July 20, 2007
Policy Pete points us to a speech by James B. Lockhart III, director of OFHEO, the Office of Federal Housing Enterprise Oversight — no, I hadn't heard of it either. OFHEO's job is to oversee Fannie Mae and Freddie Mac, the "government-sponsored enterprises" that together own a staggering amount of mortgage debt in the US. As Pete says,
OFHEO is a sad case. Nearly every press release, issued with minimal clutter, even austerity, is a sad cry for help: "...won't somebody please look at this frightening report we're sending to you. Yes, we know it is scary and we know we can't do a damn thing about it even though you probably think we are trying to do something, only we can't because our hands are tied."
The problem is the sheer scale of the debt involved. Lockhart:
These Enterprises are huge. To put their size in perspective, as of March 31, the combination of the mortgage-backed securities (MBS) that they guarantee ($3.0 trillion) and their debt outstanding ($1.5 trillion) totaled $4.5 trillion; not that much smaller than the publicly held debt of the U.S. of $5.1 trillion.
Got that? The mortgage debt they own is almost as big as the entire national debt of the federal government. It's a big number.
Too much of that debt is in danger now because of the slowdown in housing and the resetting of adjustable-rate mortgages. Lenders have been taking unreasonable risks, irrationally hoping the housing bubble would last forever. But here's where things stand:

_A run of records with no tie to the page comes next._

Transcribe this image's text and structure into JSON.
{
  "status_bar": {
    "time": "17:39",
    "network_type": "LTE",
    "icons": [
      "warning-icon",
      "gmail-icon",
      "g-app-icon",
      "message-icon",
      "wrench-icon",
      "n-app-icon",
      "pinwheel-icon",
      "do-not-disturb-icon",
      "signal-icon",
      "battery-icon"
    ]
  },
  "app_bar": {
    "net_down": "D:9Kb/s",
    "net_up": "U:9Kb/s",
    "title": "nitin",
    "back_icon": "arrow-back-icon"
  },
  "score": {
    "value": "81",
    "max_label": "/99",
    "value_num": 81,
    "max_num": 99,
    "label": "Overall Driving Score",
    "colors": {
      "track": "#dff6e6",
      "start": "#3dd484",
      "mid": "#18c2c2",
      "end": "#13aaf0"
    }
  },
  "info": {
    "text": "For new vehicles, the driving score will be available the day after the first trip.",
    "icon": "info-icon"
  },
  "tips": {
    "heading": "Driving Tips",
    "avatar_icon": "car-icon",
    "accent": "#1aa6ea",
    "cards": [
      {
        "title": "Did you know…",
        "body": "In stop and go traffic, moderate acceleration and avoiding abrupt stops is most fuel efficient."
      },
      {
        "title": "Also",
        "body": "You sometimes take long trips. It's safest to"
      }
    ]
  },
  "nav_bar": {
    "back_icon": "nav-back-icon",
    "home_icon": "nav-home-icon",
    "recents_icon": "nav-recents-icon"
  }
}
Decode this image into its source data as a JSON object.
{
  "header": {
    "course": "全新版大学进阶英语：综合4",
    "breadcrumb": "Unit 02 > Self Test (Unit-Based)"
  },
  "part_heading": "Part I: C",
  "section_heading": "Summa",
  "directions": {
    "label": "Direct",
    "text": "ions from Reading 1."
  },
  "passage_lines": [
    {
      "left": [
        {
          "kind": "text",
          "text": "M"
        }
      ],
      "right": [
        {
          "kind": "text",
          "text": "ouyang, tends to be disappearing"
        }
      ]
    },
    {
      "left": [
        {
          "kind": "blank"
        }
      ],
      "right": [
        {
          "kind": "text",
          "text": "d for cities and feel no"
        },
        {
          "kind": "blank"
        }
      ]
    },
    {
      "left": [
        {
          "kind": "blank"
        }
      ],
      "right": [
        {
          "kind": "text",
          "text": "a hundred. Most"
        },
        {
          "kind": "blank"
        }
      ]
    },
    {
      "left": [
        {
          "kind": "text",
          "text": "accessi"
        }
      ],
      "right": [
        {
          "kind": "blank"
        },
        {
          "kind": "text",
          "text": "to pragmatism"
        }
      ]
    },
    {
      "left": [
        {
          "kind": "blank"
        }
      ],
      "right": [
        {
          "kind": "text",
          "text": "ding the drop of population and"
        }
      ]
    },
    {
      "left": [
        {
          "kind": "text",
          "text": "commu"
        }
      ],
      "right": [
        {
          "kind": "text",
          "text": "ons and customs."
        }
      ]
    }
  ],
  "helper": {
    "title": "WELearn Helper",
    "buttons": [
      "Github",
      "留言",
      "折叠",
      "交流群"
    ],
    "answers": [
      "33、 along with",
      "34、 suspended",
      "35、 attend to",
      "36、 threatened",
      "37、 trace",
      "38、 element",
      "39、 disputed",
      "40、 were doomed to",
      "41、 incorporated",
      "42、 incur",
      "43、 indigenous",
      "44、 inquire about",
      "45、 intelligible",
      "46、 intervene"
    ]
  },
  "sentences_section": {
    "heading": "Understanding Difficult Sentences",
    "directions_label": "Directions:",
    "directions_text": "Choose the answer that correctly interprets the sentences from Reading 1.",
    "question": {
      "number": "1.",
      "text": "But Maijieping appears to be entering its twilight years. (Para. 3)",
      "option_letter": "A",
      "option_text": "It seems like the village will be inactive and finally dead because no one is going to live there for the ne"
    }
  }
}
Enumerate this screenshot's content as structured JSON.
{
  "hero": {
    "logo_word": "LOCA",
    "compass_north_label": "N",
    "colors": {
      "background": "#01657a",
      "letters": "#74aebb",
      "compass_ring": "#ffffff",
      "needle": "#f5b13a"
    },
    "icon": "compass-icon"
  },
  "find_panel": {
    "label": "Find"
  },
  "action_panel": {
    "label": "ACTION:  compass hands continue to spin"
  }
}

How big are the numbers we're talking about here? A million seconds is 11 and a half days. A billion seconds is 32 years. A trillion seconds is 32 thousand years. 4.5 trillion seconds? 142 thousand years. So if we pay it off at a rate of a dollar a second...
Have a nice day.